March 3rd, 2006
|02:46 pm - Magic for Beginners|
Abigail N in her blog Asking the Wrong Questions, talks about 'Magic for Beginners' by Kelly Link which must (surely) be a shoo-in for the Nebula 'Best novella' Awards (some other candidates are also discussed)
I would really like it if people would read this story and tell me what they thought of it. I think you'll enjoy the read. It's kind of magical-realist, set in modern day America, and media fandom looms quite large as a magical activity (yes, strange, but it works).
A legal online version is linked above (I cut and paste to Word and print to read). It's longish. If you like it you can buy the collection it comes from (same name, Amazon here).
I really loved this story. I like stories where the final ground of meaning is rather undecided, so long as they are well written, and this is.
AN: "This is a complicated, confusing story, about the difference between fact and fiction, the connections between the two, and the way that we choose to believe in one and not the other. Or maybe it's about something else entirely... Link's fierce intelligence shines through every word, and that while I may not be able to explain "Magic for Beginners", I certainly do feel that the search for an explanation would be a worthy and fascinating endeavor ... "Magic for Beginners" is about 15-year-old Jeremy (yet another pitch-perfect teenage narrator), his parents' troubled marriage, and his close-knit circle of friends. Or, it could be about The Library, a pirate television series that the characters follow religiously. Or maybe Jeremy's in the television show. It's all very unclear, and very well written, not to mention whimsical and at times laugh-out-loud funny."

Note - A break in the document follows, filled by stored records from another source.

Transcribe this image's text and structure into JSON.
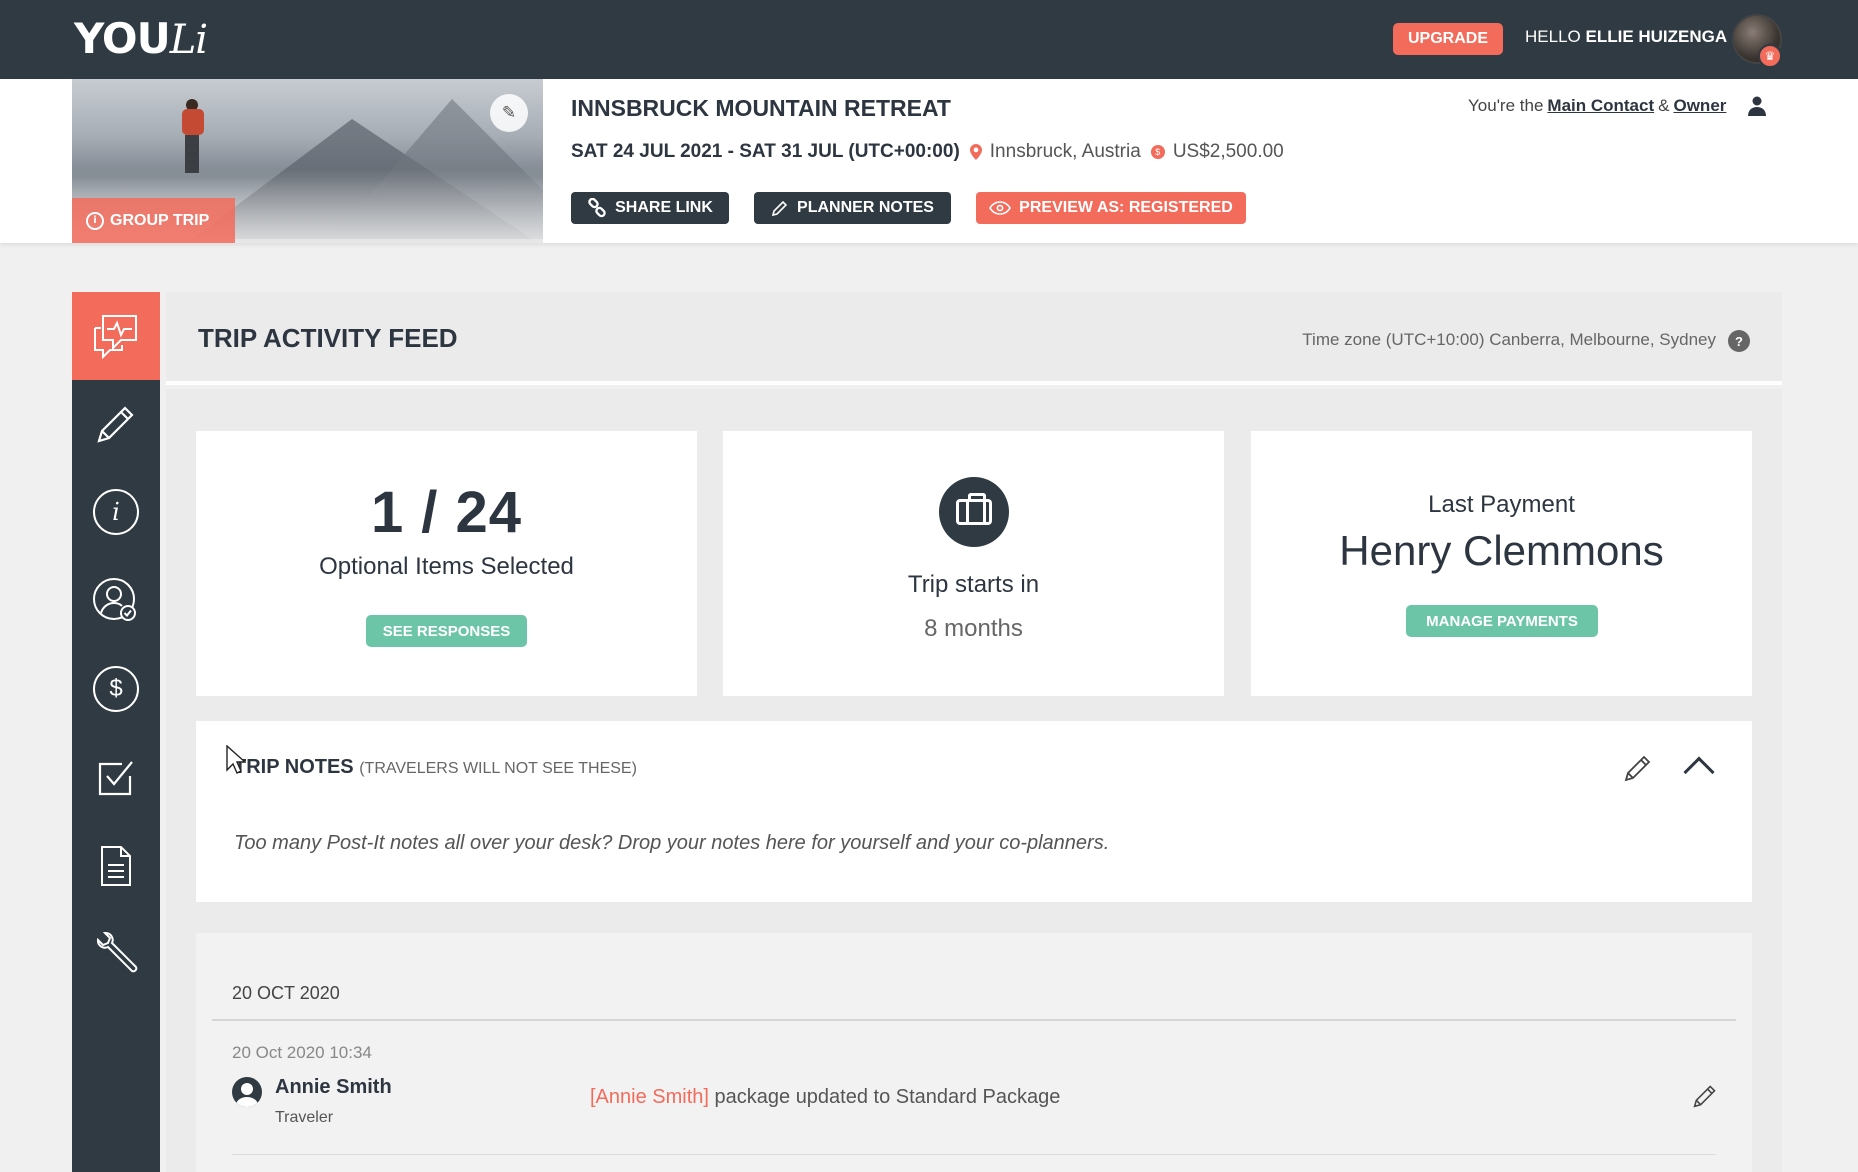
{
  "topbar": {
    "logo_you": "YOU",
    "logo_li": "Li",
    "upgrade_label": "UPGRADE",
    "hello_prefix": "HELLO",
    "user_name": "ELLIE HUIZENGA"
  },
  "trip": {
    "group_tag": "GROUP TRIP",
    "title": "INNSBRUCK MOUNTAIN RETREAT",
    "dates": "SAT 24 JUL 2021 - SAT 31 JUL (UTC+00:00)",
    "location": "Innsbruck, Austria",
    "price": "US$2,500.00",
    "buttons": {
      "share": "SHARE LINK",
      "planner_notes": "PLANNER NOTES",
      "preview": "PREVIEW AS: REGISTERED"
    },
    "contact_prefix": "You're the",
    "contact_role1": "Main Contact",
    "contact_amp": "&",
    "contact_role2": "Owner"
  },
  "feed_header": {
    "title": "TRIP ACTIVITY FEED",
    "timezone": "Time zone (UTC+10:00) Canberra, Melbourne, Sydney",
    "help": "?"
  },
  "cards": {
    "optional": {
      "count": "1 / 24",
      "label": "Optional Items Selected",
      "button": "SEE RESPONSES"
    },
    "countdown": {
      "label": "Trip starts in",
      "value": "8 months"
    },
    "payment": {
      "label": "Last Payment",
      "name": "Henry Clemmons",
      "button": "MANAGE PAYMENTS"
    }
  },
  "notes": {
    "title": "TRIP NOTES",
    "subtitle": "(TRAVELERS WILL NOT SEE THESE)",
    "text": "Too many Post-It notes all over your desk? Drop your notes here for yourself and your co-planners."
  },
  "feed": {
    "date_heading": "20 OCT 2020",
    "entries": [
      {
        "timestamp": "20 Oct 2020 10:34",
        "name": "Annie Smith",
        "role": "Traveler",
        "actor": "[Annie Smith]",
        "message": "package updated to Standard Package"
      }
    ]
  },
  "colors": {
    "dark": "#2f3a42",
    "coral": "#f26b5b",
    "green": "#6cc5a7",
    "background": "#f0f0f0"
  },
  "icons": {
    "sidebar": [
      "activity-feed-icon",
      "pencil-icon",
      "info-icon",
      "travelers-icon",
      "dollar-icon",
      "checklist-icon",
      "document-icon",
      "wrench-icon"
    ]
  }
}
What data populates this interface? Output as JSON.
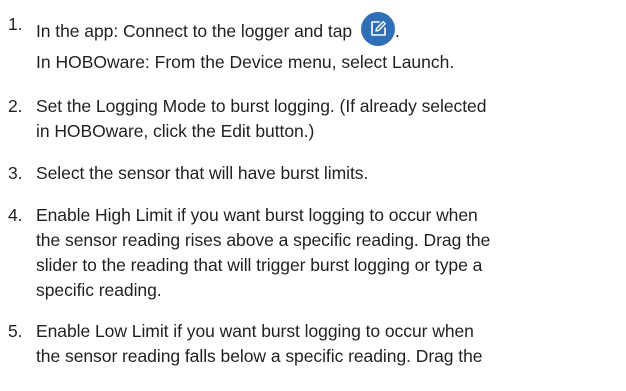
{
  "steps": [
    {
      "number": "1.",
      "line1_prefix": "In the app: Connect to the logger and tap",
      "line1_suffix": ".",
      "icon": "edit-icon",
      "line2": "In HOBOware: From the Device menu, select Launch."
    },
    {
      "number": "2.",
      "lines": [
        "Set the Logging Mode to burst logging. (If already selected",
        "in HOBOware, click the Edit button.)"
      ]
    },
    {
      "number": "3.",
      "lines": [
        "Select the sensor that will have burst limits."
      ]
    },
    {
      "number": "4.",
      "lines": [
        "Enable High Limit if you want burst logging to occur when",
        "the sensor reading rises above a specific reading. Drag the",
        "slider to the reading that will trigger burst logging or type a",
        "specific reading."
      ]
    },
    {
      "number": "5.",
      "lines": [
        "Enable Low Limit if you want burst logging to occur when",
        "the sensor reading falls below a specific reading. Drag the"
      ]
    }
  ],
  "colors": {
    "text": "#231f20",
    "icon_bg": "#2f6fb5"
  }
}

(NB - I have a recurrent dream about The Library, since I was young, which made this story kind of odd.)
What do I think of it? It's hands-down the best novella published last year. I keep planning to write something about it at some point, but every time I sit down to read it (three times so far), I keep getting distracted by the actual story of it; I can't do my normal reviewing-thing of abstracting somewhat. This seems to me a sign of how good it is.
Yes, it's quite a drenching story, and not something that's easy to translate into summary form. Some David Lynch films get me like that, you can't abstract back from them.
I would be interested to find out the opinions of people who may not read much SF, but do love media fandom, for instance, or people who read literary novels but not SF short stories.
Meant to say, I am interested how we sometimes pick out the same things to really like (this and Jonathan Strange for instance) and sometimes our tastes diverge madly (I really don't like The Sparrow, or the novel Coalescent actually). Not sure why.
One of us is clearly a big ol' wronghead. ;-)
I've been thinking about the story some more today, specifically about the way that Jeremy's fannish experience is so very familiar. I was only a member of that kind of obsessive fannish community once, when I was Jeremy's age and enthralled with The X-Files (these days, what fannish activity I engage in tends to happen online), but Link describes that communal experience perfectly - watching episodes with your friends as a social experience, analyzing the show obsessively until it becomes an important aspect of your life. It's part of what makes Link so appealing, I think - the way that she combines the familiar and mundane with the surreal and absurd.
It was X Files fandom I was thinking of (oh, because of 'Fox' I suppose in the first instance, and then it stuck). BTW I think it will take a while for any feedback on the story to emerge, because people will have to find time to read it.
she combines the familiar and mundane with the surreal and absurd.
Or you could say with the sacred and magical. In that respect like M John Harison, but generally optimistically instead of as a sort of infection of reality.
It's part of what makes Link so appealing, I think - the way that she combines the familiar and mundane with the surreal and absurd.
And I think it's important, or at least interesting, that it's things that are familiar to people like us. I'm sometimes a bit surprised by how well she's received in the mainstream, because some of her characterisation does seem to be rooted deeply in non-mainstream values--in this case, as you say, fannishness. In a way I've gone in the opposite direction to you; my first fannish context was the internet, and as time goes on it's become increasingly a part of my real-world social life, but I get the same shock of recognition. The sense of community that comes from shared stories comes across very clearly.
I struggled to finish the story, to be honest. The narrative voice just didn't do it for me -- the use of second person threw me out of the story every time it was used and I really hated the way characters would think something then say that exact same thing. A shame really, because I thought that the concept could have been great (I found the ending a little weak too0.
Thanks very much for reading it though, particularly if it was a bit of a struggle. I have read a lot of online debates about 2nd person voice, in fanfiction and elsewhere., and I know it puts a lot of people off in a big way. I hadn't thought of that aspect.
I think it's important to read outside comfort groups sometimes, and as I expect people to take a chance on some of my writing, I need to do the same even more.